Assigned task: Write out all the entries below without any change.

Interface dataset entries:
•••
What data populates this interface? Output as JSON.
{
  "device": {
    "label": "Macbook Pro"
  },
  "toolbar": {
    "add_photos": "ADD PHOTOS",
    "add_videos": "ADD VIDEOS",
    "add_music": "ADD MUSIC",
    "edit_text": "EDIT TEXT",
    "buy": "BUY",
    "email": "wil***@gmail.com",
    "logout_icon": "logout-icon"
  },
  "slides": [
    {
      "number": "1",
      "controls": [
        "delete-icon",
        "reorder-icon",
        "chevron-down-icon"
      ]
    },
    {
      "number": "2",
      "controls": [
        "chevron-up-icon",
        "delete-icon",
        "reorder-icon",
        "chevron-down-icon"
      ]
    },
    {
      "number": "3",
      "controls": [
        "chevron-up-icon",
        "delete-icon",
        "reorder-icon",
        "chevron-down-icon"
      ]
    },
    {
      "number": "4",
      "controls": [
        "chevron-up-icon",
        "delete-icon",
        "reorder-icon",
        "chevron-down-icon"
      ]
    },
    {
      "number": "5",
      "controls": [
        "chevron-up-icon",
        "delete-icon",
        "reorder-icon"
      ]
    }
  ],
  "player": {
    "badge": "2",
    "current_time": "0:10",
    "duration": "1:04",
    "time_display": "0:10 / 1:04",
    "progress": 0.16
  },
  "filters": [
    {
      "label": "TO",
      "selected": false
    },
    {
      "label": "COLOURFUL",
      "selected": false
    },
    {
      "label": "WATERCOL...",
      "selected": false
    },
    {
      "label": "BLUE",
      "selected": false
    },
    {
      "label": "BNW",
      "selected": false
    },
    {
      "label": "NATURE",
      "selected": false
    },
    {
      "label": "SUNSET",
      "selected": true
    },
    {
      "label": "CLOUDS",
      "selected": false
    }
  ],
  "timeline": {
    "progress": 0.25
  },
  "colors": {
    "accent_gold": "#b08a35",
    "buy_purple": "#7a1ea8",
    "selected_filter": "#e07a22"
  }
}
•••
Task result:
What data populates this interface? Output as JSON.
{
  "device": {
    "label": "Macbook Pro"
  },
  "toolbar": {
    "add_photos": "ADD PHOTOS",
    "add_videos": "ADD VIDEOS",
    "add_music": "ADD MUSIC",
    "edit_text": "EDIT TEXT",
    "buy": "BUY",
    "email": "wil***@gmail.com",
    "logout_icon": "logout-icon"
  },
  "slides": [
    {
      "number": "1",
      "controls": [
        "delete-icon",
        "reorder-icon",
        "chevron-down-icon"
      ]
    },
    {
      "number": "2",
      "controls": [
        "chevron-up-icon",
        "delete-icon",
        "reorder-icon",
        "chevron-down-icon"
      ]
    },
    {
      "number": "3",
      "controls": [
        "chevron-up-icon",
        "delete-icon",
        "reorder-icon",
        "chevron-down-icon"
      ]
    },
    {
      "number": "4",
      "controls": [
        "chevron-up-icon",
        "delete-icon",
        "reorder-icon",
        "chevron-down-icon"
      ]
    },
    {
      "number": "5",
      "controls": [
        "chevron-up-icon",
        "delete-icon",
        "reorder-icon"
      ]
    }
  ],
  "player": {
    "badge": "2",
    "current_time": "0:10",
    "duration": "1:04",
    "time_display": "0:10 / 1:04",
    "progress": 0.16
  },
  "filters": [
    {
      "label": "TO",
      "selected": false
    },
    {
      "label": "COLOURFUL",
      "selected": false
    },
    {
      "label": "WATERCOL...",
      "selected": false
    },
    {
      "label": "BLUE",
      "selected": false
    },
    {
      "label": "BNW",
      "selected": false
    },
    {
      "label": "NATURE",
      "selected": false
    },
    {
      "label": "SUNSET",
      "selected": true
    },
    {
      "label": "CLOUDS",
      "selected": false
    }
  ],
  "timeline": {
    "progress": 0.25
  },
  "colors": {
    "accent_gold": "#b08a35",
    "buy_purple": "#7a1ea8",
    "selected_filter": "#e07a22"
  }
}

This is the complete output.